• _Work instructions_
Print each record exactly, with no word added or removed.
++++ Extracted entries ++++
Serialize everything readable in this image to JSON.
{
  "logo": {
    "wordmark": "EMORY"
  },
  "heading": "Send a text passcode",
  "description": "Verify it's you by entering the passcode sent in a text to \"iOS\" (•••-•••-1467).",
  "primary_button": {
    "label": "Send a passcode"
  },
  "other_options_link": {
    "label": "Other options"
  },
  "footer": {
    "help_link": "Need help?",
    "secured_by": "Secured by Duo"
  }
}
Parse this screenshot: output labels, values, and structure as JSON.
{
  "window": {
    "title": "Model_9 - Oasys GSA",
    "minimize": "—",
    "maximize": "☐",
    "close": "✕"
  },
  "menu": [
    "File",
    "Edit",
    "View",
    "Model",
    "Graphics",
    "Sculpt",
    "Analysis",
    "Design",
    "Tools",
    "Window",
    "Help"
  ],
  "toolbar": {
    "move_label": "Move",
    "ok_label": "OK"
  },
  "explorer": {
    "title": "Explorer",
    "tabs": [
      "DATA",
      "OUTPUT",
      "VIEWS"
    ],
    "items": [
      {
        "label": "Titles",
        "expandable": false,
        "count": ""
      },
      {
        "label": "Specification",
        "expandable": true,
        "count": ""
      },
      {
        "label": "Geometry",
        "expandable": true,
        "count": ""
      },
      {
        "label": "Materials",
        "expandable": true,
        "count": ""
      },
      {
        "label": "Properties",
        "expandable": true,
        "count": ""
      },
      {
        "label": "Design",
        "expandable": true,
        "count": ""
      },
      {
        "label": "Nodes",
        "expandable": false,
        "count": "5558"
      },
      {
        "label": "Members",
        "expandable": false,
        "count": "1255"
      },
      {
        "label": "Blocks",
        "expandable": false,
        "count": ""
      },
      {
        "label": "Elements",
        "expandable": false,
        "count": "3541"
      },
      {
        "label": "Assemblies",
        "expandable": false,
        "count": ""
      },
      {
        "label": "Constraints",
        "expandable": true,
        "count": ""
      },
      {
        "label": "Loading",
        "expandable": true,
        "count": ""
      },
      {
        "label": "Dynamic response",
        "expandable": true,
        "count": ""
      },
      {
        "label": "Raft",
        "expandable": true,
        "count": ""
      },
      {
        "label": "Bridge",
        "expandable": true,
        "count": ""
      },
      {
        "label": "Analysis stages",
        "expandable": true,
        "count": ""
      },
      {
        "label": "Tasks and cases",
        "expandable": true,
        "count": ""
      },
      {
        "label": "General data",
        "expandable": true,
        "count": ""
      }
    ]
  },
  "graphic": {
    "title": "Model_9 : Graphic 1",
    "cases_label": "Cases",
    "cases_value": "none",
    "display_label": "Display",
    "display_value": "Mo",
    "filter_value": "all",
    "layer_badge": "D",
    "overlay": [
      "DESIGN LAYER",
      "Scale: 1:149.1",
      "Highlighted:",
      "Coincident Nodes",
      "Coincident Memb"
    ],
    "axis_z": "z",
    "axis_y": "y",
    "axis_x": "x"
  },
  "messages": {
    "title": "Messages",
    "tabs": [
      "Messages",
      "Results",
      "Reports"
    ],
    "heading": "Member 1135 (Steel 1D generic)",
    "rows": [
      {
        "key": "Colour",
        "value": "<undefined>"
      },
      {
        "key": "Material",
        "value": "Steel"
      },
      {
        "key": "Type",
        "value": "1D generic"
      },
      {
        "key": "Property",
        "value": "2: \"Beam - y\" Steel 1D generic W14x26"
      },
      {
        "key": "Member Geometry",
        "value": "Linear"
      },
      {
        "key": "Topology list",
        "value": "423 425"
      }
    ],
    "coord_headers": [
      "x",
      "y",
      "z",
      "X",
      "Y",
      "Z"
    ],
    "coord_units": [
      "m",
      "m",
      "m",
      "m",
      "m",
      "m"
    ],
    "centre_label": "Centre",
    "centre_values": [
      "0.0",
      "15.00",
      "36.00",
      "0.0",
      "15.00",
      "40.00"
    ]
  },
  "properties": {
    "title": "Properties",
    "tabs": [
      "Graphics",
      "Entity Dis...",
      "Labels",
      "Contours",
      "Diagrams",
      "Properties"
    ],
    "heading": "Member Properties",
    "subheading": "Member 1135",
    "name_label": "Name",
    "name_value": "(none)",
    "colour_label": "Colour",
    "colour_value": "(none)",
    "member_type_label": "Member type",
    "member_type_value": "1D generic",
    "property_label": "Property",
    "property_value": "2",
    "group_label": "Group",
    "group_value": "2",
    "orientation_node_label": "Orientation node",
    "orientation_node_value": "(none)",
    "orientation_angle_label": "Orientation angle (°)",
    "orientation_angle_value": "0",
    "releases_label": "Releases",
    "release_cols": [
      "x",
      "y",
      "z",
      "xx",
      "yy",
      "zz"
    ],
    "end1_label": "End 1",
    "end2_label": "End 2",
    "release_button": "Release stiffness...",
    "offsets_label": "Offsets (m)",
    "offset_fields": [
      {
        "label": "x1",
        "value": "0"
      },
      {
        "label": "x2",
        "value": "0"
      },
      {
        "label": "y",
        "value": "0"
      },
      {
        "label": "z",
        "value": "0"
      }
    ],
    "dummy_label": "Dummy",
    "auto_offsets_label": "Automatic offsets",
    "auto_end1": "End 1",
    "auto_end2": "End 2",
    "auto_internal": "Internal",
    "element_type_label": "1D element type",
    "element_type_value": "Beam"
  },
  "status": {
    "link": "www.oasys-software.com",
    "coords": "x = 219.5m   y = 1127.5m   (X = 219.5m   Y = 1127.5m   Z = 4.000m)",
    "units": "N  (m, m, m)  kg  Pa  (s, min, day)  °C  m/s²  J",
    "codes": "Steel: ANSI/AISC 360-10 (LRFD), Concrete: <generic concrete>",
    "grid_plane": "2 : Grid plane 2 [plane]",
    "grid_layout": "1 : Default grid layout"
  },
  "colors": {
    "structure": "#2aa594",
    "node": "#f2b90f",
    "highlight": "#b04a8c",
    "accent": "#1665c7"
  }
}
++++
• _Exercise output_
Serialize everything readable in this image to JSON.
{
  "logo": {
    "wordmark": "EMORY"
  },
  "heading": "Send a text passcode",
  "description": "Verify it's you by entering the passcode sent in a text to \"iOS\" (•••-•••-1467).",
  "primary_button": {
    "label": "Send a passcode"
  },
  "other_options_link": {
    "label": "Other options"
  },
  "footer": {
    "help_link": "Need help?",
    "secured_by": "Secured by Duo"
  }
}
Parse this screenshot: output labels, values, and structure as JSON.
{
  "window": {
    "title": "Model_9 - Oasys GSA",
    "minimize": "—",
    "maximize": "☐",
    "close": "✕"
  },
  "menu": [
    "File",
    "Edit",
    "View",
    "Model",
    "Graphics",
    "Sculpt",
    "Analysis",
    "Design",
    "Tools",
    "Window",
    "Help"
  ],
  "toolbar": {
    "move_label": "Move",
    "ok_label": "OK"
  },
  "explorer": {
    "title": "Explorer",
    "tabs": [
      "DATA",
      "OUTPUT",
      "VIEWS"
    ],
    "items": [
      {
        "label": "Titles",
        "expandable": false,
        "count": ""
      },
      {
        "label": "Specification",
        "expandable": true,
        "count": ""
      },
      {
        "label": "Geometry",
        "expandable": true,
        "count": ""
      },
      {
        "label": "Materials",
        "expandable": true,
        "count": ""
      },
      {
        "label": "Properties",
        "expandable": true,
        "count": ""
      },
      {
        "label": "Design",
        "expandable": true,
        "count": ""
      },
      {
        "label": "Nodes",
        "expandable": false,
        "count": "5558"
      },
      {
        "label": "Members",
        "expandable": false,
        "count": "1255"
      },
      {
        "label": "Blocks",
        "expandable": false,
        "count": ""
      },
      {
        "label": "Elements",
        "expandable": false,
        "count": "3541"
      },
      {
        "label": "Assemblies",
        "expandable": false,
        "count": ""
      },
      {
        "label": "Constraints",
        "expandable": true,
        "count": ""
      },
      {
        "label": "Loading",
        "expandable": true,
        "count": ""
      },
      {
        "label": "Dynamic response",
        "expandable": true,
        "count": ""
      },
      {
        "label": "Raft",
        "expandable": true,
        "count": ""
      },
      {
        "label": "Bridge",
        "expandable": true,
        "count": ""
      },
      {
        "label": "Analysis stages",
        "expandable": true,
        "count": ""
      },
      {
        "label": "Tasks and cases",
        "expandable": true,
        "count": ""
      },
      {
        "label": "General data",
        "expandable": true,
        "count": ""
      }
    ]
  },
  "graphic": {
    "title": "Model_9 : Graphic 1",
    "cases_label": "Cases",
    "cases_value": "none",
    "display_label": "Display",
    "display_value": "Mo",
    "filter_value": "all",
    "layer_badge": "D",
    "overlay": [
      "DESIGN LAYER",
      "Scale: 1:149.1",
      "Highlighted:",
      "Coincident Nodes",
      "Coincident Memb"
    ],
    "axis_z": "z",
    "axis_y": "y",
    "axis_x": "x"
  },
  "messages": {
    "title": "Messages",
    "tabs": [
      "Messages",
      "Results",
      "Reports"
    ],
    "heading": "Member 1135 (Steel 1D generic)",
    "rows": [
      {
        "key": "Colour",
        "value": "<undefined>"
      },
      {
        "key": "Material",
        "value": "Steel"
      },
      {
        "key": "Type",
        "value": "1D generic"
      },
      {
        "key": "Property",
        "value": "2: \"Beam - y\" Steel 1D generic W14x26"
      },
      {
        "key": "Member Geometry",
        "value": "Linear"
      },
      {
        "key": "Topology list",
        "value": "423 425"
      }
    ],
    "coord_headers": [
      "x",
      "y",
      "z",
      "X",
      "Y",
      "Z"
    ],
    "coord_units": [
      "m",
      "m",
      "m",
      "m",
      "m",
      "m"
    ],
    "centre_label": "Centre",
    "centre_values": [
      "0.0",
      "15.00",
      "36.00",
      "0.0",
      "15.00",
      "40.00"
    ]
  },
  "properties": {
    "title": "Properties",
    "tabs": [
      "Graphics",
      "Entity Dis...",
      "Labels",
      "Contours",
      "Diagrams",
      "Properties"
    ],
    "heading": "Member Properties",
    "subheading": "Member 1135",
    "name_label": "Name",
    "name_value": "(none)",
    "colour_label": "Colour",
    "colour_value": "(none)",
    "member_type_label": "Member type",
    "member_type_value": "1D generic",
    "property_label": "Property",
    "property_value": "2",
    "group_label": "Group",
    "group_value": "2",
    "orientation_node_label": "Orientation node",
    "orientation_node_value": "(none)",
    "orientation_angle_label": "Orientation angle (°)",
    "orientation_angle_value": "0",
    "releases_label": "Releases",
    "release_cols": [
      "x",
      "y",
      "z",
      "xx",
      "yy",
      "zz"
    ],
    "end1_label": "End 1",
    "end2_label": "End 2",
    "release_button": "Release stiffness...",
    "offsets_label": "Offsets (m)",
    "offset_fields": [
      {
        "label": "x1",
        "value": "0"
      },
      {
        "label": "x2",
        "value": "0"
      },
      {
        "label": "y",
        "value": "0"
      },
      {
        "label": "z",
        "value": "0"
      }
    ],
    "dummy_label": "Dummy",
    "auto_offsets_label": "Automatic offsets",
    "auto_end1": "End 1",
    "auto_end2": "End 2",
    "auto_internal": "Internal",
    "element_type_label": "1D element type",
    "element_type_value": "Beam"
  },
  "status": {
    "link": "www.oasys-software.com",
    "coords": "x = 219.5m   y = 1127.5m   (X = 219.5m   Y = 1127.5m   Z = 4.000m)",
    "units": "N  (m, m, m)  kg  Pa  (s, min, day)  °C  m/s²  J",
    "codes": "Steel: ANSI/AISC 360-10 (LRFD), Concrete: <generic concrete>",
    "grid_plane": "2 : Grid plane 2 [plane]",
    "grid_layout": "1 : Default grid layout"
  },
  "colors": {
    "structure": "#2aa594",
    "node": "#f2b90f",
    "highlight": "#b04a8c",
    "accent": "#1665c7"
  }
}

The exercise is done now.